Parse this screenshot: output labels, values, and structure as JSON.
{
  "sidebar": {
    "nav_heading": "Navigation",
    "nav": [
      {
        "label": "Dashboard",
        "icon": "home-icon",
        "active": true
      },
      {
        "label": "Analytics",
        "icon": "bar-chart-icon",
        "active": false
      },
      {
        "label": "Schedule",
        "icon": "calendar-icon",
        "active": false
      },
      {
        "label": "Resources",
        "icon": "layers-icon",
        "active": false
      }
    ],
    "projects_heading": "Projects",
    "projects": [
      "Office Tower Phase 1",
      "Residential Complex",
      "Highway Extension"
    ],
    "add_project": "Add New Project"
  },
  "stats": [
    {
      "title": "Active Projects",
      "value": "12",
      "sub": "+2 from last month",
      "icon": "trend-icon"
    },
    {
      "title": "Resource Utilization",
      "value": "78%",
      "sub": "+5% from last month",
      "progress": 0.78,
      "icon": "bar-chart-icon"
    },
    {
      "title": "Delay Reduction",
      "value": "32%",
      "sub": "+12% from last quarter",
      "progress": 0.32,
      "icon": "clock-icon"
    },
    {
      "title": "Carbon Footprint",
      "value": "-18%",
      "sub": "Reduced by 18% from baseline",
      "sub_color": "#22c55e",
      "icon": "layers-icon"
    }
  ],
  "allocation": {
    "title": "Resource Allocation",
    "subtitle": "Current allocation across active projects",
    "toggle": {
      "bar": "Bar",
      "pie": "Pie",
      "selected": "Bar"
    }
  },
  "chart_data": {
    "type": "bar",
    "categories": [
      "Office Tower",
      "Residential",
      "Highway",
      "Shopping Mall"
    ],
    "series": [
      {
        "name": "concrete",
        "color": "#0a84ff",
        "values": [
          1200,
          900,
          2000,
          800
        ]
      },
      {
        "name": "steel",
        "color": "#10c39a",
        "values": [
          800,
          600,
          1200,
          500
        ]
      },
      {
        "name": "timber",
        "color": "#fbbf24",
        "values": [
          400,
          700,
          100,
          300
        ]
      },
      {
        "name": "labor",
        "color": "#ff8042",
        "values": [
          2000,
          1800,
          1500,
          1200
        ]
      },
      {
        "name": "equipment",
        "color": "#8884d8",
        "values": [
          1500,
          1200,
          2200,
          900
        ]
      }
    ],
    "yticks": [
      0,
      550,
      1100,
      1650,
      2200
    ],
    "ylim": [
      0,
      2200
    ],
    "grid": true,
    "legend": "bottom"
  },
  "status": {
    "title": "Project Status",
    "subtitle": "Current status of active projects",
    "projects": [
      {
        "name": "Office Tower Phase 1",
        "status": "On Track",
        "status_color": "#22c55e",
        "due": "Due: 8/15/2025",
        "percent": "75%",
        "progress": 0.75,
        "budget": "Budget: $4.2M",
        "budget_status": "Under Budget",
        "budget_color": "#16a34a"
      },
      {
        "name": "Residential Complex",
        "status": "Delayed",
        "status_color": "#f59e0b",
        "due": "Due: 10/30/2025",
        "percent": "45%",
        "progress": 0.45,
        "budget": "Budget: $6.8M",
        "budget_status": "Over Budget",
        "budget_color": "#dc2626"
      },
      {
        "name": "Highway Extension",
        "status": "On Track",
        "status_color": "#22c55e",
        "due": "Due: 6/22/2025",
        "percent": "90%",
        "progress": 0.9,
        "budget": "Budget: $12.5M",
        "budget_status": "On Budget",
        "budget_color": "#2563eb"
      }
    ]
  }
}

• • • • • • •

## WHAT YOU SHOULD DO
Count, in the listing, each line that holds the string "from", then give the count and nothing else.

## ANSWER TO THIS TASK
4